While ramping up to meet increasing demand, net leverage (comparing debt-to-annualized EBITDA) stands around two times on a trailing 12-month basis. This suggests that management has ample flexibility to handle softness in housing if it were to develop more broadly. As a general guideline, if a counterparty has a FRISK® score in the range of “6” to “10,” the company can often be assigned a pass in terms of financial risk. This quick look at some of Pulte's key financial metrics bears this out.
Conversely, Hovnanian has very limited flexibility. It currently maintains a FRISK® score of “1,” which is the worst risk category in terms of financial health and well below the industry average. A FRISK® score this low warrants close and immediate attention:
Hovnanian was involved in a voluntary default earlier this year, but appears to have reached a resolution with financial counterparties. This type of information is provided through CreditRiskMonitor’s timely news service that helps counterparties stay ahead of trouble.
Despite achieving the default resolution, however, the company’s creditworthiness still remains a risk. Due to underinvestment in its communities, net sales has fallen to its lowest level since fiscal 2014 on a trailing 12-month basis. According to disclosures, homebuilding revenue has declined significantly in every region except for the Midwest. The company has also stopped development on certain communities, recording impairment charges of $186.1 million in prior periods, with those communities now holding a net book value of just $24.5 million as of July 31, 2018. This is particularly worrisome, suggesting that poor investment decisions are starting to take a material toll on the business.
Regarding financial position, debt-to-EBITDA stands at approximately 13 times. That ranks in the bottom quartile of housing industry peers and highlights Hovnanian's highly levered balance sheet. Given its weak performance – and limited cash flow – the company will likely be required to refinance its debt maturities since it won't be able to repay them. As such, the homebuilder is materially exposed to interest rate risk. And it already has a weighted average cost of debt close to 9%. With persistent underperformance, its constraining debt load appears likely to become an even more significant issue for the company.
Risk professionals should monitor all of their financial counterparties, including publicly traded companies. Residential housing has been in the midst of a decent business recovery so far, but higher interest rates may impact mortgage loan origination and certainly increase cost of capital for homebuilders. Rising competition is another factor to consider as well.
Currently, some operators have limited credit risk while others are severely exposed – Pulte and Hovnanian being prime examples of the two extremes. The key takeaway, however, is that even in strong and recovering industries, you need to carefully evaluate your exposures, a process that CreditRiskMonitor®'s proprietary FRISK® score and global coverage of 58,000 public companies makes as easy as counting from "1" to "10."

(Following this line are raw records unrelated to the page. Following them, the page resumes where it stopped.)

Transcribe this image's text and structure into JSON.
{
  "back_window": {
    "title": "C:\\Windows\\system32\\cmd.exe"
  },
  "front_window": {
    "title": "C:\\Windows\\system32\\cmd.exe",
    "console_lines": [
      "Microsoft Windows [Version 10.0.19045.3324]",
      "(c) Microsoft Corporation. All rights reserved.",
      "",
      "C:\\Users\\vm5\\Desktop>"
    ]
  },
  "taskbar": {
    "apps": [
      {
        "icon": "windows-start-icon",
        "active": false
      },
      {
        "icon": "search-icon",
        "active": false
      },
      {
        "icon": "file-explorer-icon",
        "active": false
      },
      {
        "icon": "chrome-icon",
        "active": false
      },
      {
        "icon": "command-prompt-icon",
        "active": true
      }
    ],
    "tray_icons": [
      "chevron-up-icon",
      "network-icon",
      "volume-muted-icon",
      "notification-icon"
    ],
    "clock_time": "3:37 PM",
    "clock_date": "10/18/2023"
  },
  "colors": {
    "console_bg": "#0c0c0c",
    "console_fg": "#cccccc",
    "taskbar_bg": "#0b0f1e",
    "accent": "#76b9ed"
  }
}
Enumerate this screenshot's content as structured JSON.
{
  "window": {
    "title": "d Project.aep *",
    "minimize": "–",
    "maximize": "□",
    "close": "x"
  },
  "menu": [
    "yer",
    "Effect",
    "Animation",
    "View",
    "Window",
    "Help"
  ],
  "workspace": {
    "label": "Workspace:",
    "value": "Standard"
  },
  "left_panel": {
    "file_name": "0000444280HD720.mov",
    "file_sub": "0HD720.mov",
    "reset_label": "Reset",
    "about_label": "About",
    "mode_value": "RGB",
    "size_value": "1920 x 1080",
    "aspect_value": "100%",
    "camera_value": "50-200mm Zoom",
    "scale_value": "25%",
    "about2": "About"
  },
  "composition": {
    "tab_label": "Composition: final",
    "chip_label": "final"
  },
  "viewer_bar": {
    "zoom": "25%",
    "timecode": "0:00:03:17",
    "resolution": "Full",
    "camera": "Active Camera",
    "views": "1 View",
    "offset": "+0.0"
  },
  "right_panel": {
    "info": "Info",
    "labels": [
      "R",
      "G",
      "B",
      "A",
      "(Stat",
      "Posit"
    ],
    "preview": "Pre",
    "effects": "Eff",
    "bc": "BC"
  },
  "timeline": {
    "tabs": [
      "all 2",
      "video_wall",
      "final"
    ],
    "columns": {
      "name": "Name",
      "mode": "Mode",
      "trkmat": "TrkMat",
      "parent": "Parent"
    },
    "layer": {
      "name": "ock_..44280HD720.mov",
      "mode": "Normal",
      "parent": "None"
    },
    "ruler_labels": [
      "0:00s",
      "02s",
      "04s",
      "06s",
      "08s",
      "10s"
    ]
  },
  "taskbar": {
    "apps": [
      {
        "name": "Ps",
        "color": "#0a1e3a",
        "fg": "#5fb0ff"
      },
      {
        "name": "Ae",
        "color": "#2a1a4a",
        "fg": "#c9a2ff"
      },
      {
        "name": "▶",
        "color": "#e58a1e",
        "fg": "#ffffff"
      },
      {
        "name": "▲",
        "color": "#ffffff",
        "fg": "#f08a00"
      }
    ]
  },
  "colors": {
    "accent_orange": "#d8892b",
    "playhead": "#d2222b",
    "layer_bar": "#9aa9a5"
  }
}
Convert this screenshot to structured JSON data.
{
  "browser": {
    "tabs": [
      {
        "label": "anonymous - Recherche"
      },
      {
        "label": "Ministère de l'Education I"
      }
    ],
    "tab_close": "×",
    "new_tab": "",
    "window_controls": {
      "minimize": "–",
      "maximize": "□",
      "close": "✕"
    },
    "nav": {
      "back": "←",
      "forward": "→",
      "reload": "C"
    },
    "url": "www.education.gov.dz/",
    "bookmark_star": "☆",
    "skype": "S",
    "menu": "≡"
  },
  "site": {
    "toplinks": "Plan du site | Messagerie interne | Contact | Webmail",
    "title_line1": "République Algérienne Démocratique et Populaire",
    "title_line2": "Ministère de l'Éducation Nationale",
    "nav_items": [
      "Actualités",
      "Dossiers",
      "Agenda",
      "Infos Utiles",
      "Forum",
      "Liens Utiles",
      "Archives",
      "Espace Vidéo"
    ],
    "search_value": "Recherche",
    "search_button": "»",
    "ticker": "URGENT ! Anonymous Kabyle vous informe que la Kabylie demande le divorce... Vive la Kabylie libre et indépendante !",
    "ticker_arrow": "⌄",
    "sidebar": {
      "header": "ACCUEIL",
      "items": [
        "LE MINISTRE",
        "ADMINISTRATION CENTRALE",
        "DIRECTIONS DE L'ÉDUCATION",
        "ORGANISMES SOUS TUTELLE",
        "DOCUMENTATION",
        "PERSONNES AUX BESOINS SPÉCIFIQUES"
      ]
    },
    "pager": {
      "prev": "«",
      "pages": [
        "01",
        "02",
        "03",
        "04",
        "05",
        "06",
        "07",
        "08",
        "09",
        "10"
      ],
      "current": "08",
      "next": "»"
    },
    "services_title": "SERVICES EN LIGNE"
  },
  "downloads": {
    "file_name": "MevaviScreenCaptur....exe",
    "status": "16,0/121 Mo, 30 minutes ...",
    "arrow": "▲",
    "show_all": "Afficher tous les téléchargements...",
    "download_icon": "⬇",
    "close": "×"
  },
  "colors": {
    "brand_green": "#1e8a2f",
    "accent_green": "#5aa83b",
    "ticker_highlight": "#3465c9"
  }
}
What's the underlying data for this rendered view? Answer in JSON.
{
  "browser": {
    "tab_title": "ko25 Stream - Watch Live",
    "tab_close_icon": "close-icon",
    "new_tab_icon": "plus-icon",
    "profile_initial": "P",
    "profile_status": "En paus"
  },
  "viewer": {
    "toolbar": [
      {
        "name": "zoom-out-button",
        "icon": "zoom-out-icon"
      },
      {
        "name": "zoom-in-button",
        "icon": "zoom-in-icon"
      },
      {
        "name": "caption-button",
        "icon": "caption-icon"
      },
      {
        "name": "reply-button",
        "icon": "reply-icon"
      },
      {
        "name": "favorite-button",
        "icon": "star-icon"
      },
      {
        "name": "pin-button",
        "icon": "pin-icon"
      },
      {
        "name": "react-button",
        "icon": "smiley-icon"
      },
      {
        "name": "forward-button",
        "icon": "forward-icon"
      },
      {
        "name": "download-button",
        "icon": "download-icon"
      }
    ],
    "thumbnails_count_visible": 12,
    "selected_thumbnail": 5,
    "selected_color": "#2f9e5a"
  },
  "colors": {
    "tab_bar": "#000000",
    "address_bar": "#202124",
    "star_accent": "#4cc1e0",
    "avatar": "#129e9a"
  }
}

*FRISK® score accuracy of 96% is based on backtesting of U.S. public companies; results may vary by country.